A Review of the CD
"Skree"
by The Casey Neill Trio


"Skree"
by The Casey Neill Trio

Copyright 1999
Appleseed Recordings APR 1031
P.O. Box 2593
West Chester, PA 19380
ph: (610)701-5755
http://www.appleseedrec.com
mailto:folkradicl@aol.com

Traditional Productions
4505 University Way NE #136
Seattle, WA 98105
http://www.speakeasy.org/~jlks/casey/
mailto:jlks@speakeasy.org

This review is written by Kevin McCarthy, 12/99
"Kevin and Maxine’s Celtic & Folk Music CD Reviews"
http://www.kevindmccarthy.com/music/index.html
send me an email message

Casey Neill, Zak Borden and Anthea Lawrence are unusual. No, no, not in the sense of some sort of personal propensities but because they form a musical all-terrain vehicle that covers a wide swath of territories. Uncategorizable, probably a genre unto themselves, they offer Celtic instrumentals, tinges of country, Scottish and Irish folk songs, environmental folk tunes and story ballads, all differently paced and most pulsing with energy and emotion. The most common denominators throughout this release are a rough-edged texture and a deep, sometimes mystical, connection to nature.

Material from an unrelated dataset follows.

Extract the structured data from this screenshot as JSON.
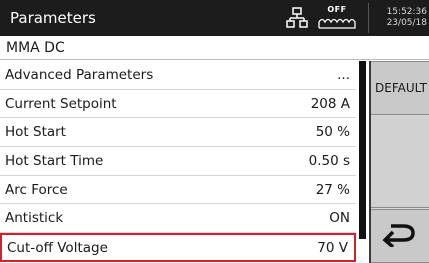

They come out blasting with "A Mighty Love," lyrically synthesizing freedom, love and creativity. Neill sings:

Backed by flute, whistle, mandolin and fiddle, the traditional "Hare of Kilgrain' has an interesting twist--it depicts a hunting party of humans and dogs chasing and killing a hare--from the viewpoint of the hare. "Okanogan County" has a more country sound to it as the band weaves a tale of traveling throughout the country but genuinely wishing to return to a place with a more comfortable, at-home feel, and a more natural setting, albeit one threatened by mining runoff.

"Scrounge Around" has an Ani DiFranco sound and feel as Neill, furious on the guitar, sings:

The ballad-like "Saints of the Ditches" has a brief mandolin opening joined by banjo and fiddle throughout, all in backing an angry tune of environmental concern about land ownership, history, water rights and logging.

The enchanting and thoughtful "Araby" is a mystical look at the inner hunger of consciousness as Neill sings:

The fast-paced "Hallowed Be Thy Ground" is an environmental blessing featuring upbeat banjo, mandolin and fiddle and invigorating harmonies by the trio on the chrous. The songs closes with this last stanza and chorus: The soothing traditional "Mingulay Boat Song" is the closer and an opportunity for the band to display its soft side.

This band is just a little bit different from most, and in this case, different, is good.

Neill on guitar and mostly lead vocals, Lawrence on fiddle and vocals and Borden on mandolin, mandola, harmonica, bodhran and vocals are backed by Hanz Araki on flute, whistle and shakuhatchi; Danny Barnes on banjo; Jason Montgomery on dobro; Nova Devonie on accordion and Bob Conger on drums and drumbek.

Track List:

All songs written by Casey Neill unless otherwise noted.


Copyright © 1998-2015 Kevin & Maxine’s Celtic & Folk Music CD Reviews. All rights reserved.

Ownership, copyright and title of this folk music CD review belongs to me, Kevin McCarthy. Ownership, copyright and title are not transferable or assignable to you or other parties regardless of how or if you or other parties use, copy, save, backup, store, retrieve, transmit, display, publish, modify or share the CD review in whole or in part. Please read the "Terms, Conditions and Disclaimer" section on my web site for additional information about using, quoting, or reprinting this CD review.

Send inquiries to: send me an email message.

Return to Kevin and Maxine’s Celtic & Folk Music CD Reviews home page.

To return to the last web page you visited, click the "Back" button that appears immediately below: